[Opening Entries supplied section]

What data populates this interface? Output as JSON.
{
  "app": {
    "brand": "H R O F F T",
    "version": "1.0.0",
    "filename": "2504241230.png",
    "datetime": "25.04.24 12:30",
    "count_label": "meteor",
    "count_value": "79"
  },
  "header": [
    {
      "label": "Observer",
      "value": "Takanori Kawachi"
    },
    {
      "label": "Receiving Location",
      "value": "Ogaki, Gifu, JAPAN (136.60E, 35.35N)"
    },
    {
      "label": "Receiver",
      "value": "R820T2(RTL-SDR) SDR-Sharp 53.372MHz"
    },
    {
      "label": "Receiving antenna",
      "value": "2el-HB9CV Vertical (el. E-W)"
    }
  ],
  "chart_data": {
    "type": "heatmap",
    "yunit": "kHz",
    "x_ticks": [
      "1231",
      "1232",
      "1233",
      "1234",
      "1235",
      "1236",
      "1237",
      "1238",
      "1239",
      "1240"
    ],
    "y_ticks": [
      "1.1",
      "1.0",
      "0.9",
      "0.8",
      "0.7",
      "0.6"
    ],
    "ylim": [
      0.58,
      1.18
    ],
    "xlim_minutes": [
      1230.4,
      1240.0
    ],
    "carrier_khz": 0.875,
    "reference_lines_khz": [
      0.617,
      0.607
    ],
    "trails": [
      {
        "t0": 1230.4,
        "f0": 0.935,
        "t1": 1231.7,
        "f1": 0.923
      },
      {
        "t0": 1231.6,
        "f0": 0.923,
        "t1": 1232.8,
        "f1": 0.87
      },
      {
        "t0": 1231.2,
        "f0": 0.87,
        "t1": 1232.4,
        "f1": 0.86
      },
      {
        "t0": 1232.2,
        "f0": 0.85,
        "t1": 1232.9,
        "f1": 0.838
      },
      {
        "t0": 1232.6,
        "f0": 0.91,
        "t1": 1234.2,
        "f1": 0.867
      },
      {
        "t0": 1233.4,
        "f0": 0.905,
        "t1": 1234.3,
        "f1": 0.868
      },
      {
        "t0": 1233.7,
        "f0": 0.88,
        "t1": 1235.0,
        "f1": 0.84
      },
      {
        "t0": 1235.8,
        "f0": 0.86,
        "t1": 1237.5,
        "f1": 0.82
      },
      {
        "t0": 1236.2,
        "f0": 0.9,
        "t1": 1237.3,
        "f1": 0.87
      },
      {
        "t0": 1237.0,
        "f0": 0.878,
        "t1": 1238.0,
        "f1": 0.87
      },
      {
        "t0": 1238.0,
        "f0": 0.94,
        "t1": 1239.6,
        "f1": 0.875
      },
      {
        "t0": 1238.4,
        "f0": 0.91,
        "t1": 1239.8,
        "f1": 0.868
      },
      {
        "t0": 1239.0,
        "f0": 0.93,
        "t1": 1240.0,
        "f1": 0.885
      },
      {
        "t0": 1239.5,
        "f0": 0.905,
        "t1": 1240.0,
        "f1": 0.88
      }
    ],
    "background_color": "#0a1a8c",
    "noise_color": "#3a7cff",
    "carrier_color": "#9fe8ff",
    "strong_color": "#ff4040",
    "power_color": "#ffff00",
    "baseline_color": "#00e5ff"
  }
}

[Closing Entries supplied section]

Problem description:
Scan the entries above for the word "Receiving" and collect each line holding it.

Exercise result:
      "label": "Receiving Location",
      "label": "Receiving antenna",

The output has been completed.